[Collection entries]
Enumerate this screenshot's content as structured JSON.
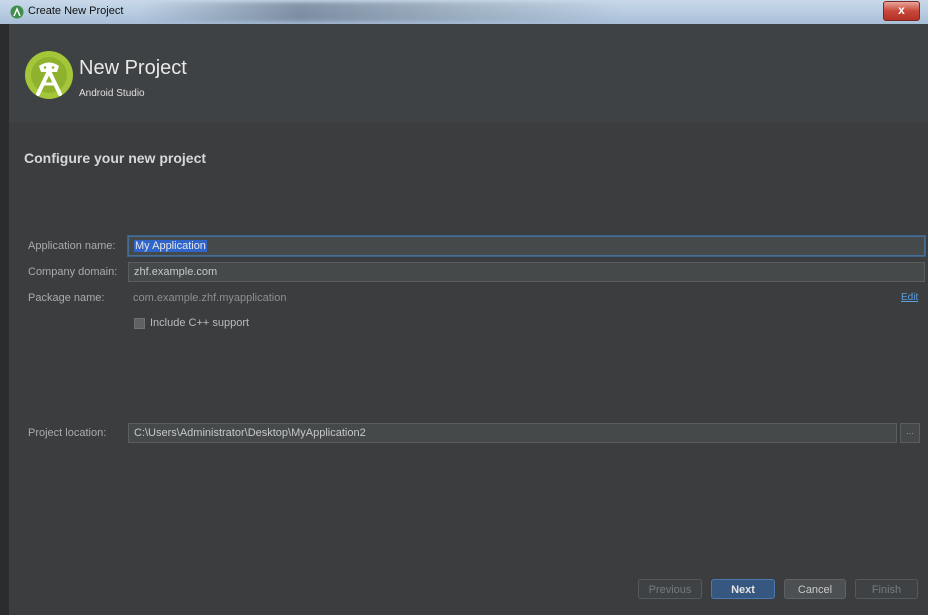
{
  "window": {
    "title": "Create New Project",
    "close_glyph": "x"
  },
  "header": {
    "title": "New Project",
    "subtitle": "Android Studio"
  },
  "section_title": "Configure your new project",
  "form": {
    "app_name": {
      "label": "Application name:",
      "value": "My Application"
    },
    "company_domain": {
      "label": "Company domain:",
      "value": "zhf.example.com"
    },
    "package_name": {
      "label": "Package name:",
      "value": "com.example.zhf.myapplication",
      "edit_label": "Edit"
    },
    "cpp_support": {
      "label": "Include C++ support",
      "checked": false
    },
    "project_location": {
      "label": "Project location:",
      "value": "C:\\Users\\Administrator\\Desktop\\MyApplication2",
      "browse_label": "..."
    }
  },
  "buttons": {
    "previous": "Previous",
    "next": "Next",
    "cancel": "Cancel",
    "finish": "Finish"
  },
  "colors": {
    "background": "#3b3d3f",
    "header": "#3f4244",
    "accent": "#365880",
    "logo_green": "#a4c639"
  }
}
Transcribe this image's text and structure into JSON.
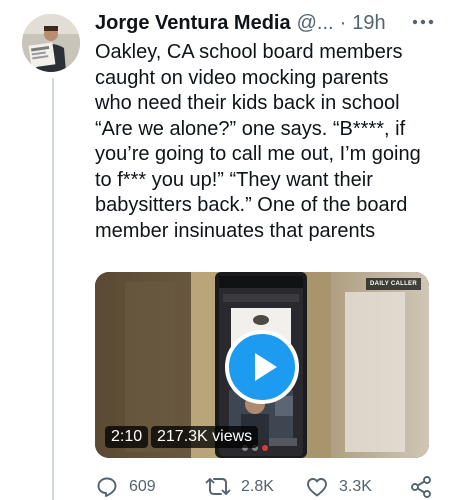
{
  "tweet": {
    "author_name": "Jorge Ventura Media",
    "author_handle": "@...",
    "separator": "·",
    "timestamp": "19h",
    "text_lines": [
      "Oakley, CA school board members",
      "caught on video mocking parents",
      "who need their kids back in school",
      "“Are we alone?” one says. “B****, if",
      "you’re going to call me out, I’m going",
      "to f*** you up!”  “They want their",
      "babysitters back.” One of the board",
      "member insinuates that parents"
    ]
  },
  "video": {
    "source_badge": "DAILY CALLER",
    "duration": "2:10",
    "views": "217.3K views"
  },
  "actions": {
    "replies": "609",
    "retweets": "2.8K",
    "likes": "3.3K"
  },
  "colors": {
    "accent": "#1d9bf0",
    "text_primary": "#0f1419",
    "text_secondary": "#536471",
    "thread_line": "#cfd9de"
  },
  "icons": {
    "more": "more-icon",
    "reply": "reply-icon",
    "retweet": "retweet-icon",
    "like": "heart-icon",
    "share": "share-icon",
    "play": "play-icon"
  }
}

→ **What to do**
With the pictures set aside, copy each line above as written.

→ **Result of this task**
Enumerate this screenshot's content as structured JSON.
{
  "window": {
    "title": "Create New Project",
    "close_glyph": "x"
  },
  "header": {
    "title": "New Project",
    "subtitle": "Android Studio"
  },
  "section_title": "Configure your new project",
  "form": {
    "app_name": {
      "label": "Application name:",
      "value": "My Application"
    },
    "company_domain": {
      "label": "Company domain:",
      "value": "zhf.example.com"
    },
    "package_name": {
      "label": "Package name:",
      "value": "com.example.zhf.myapplication",
      "edit_label": "Edit"
    },
    "cpp_support": {
      "label": "Include C++ support",
      "checked": false
    },
    "project_location": {
      "label": "Project location:",
      "value": "C:\\Users\\Administrator\\Desktop\\MyApplication2",
      "browse_label": "..."
    }
  },
  "buttons": {
    "previous": "Previous",
    "next": "Next",
    "cancel": "Cancel",
    "finish": "Finish"
  },
  "colors": {
    "background": "#3b3d3f",
    "header": "#3f4244",
    "accent": "#365880",
    "logo_green": "#a4c639"
  }
}
Transcribe this image's text and structure into JSON.
{
  "tweet": {
    "author_name": "Jorge Ventura Media",
    "author_handle": "@...",
    "separator": "·",
    "timestamp": "19h",
    "text_lines": [
      "Oakley, CA school board members",
      "caught on video mocking parents",
      "who need their kids back in school",
      "“Are we alone?” one says. “B****, if",
      "you’re going to call me out, I’m going",
      "to f*** you up!”  “They want their",
      "babysitters back.” One of the board",
      "member insinuates that parents"
    ]
  },
  "video": {
    "source_badge": "DAILY CALLER",
    "duration": "2:10",
    "views": "217.3K views"
  },
  "actions": {
    "replies": "609",
    "retweets": "2.8K",
    "likes": "3.3K"
  },
  "colors": {
    "accent": "#1d9bf0",
    "text_primary": "#0f1419",
    "text_secondary": "#536471",
    "thread_line": "#cfd9de"
  },
  "icons": {
    "more": "more-icon",
    "reply": "reply-icon",
    "retweet": "retweet-icon",
    "like": "heart-icon",
    "share": "share-icon",
    "play": "play-icon"
  }
}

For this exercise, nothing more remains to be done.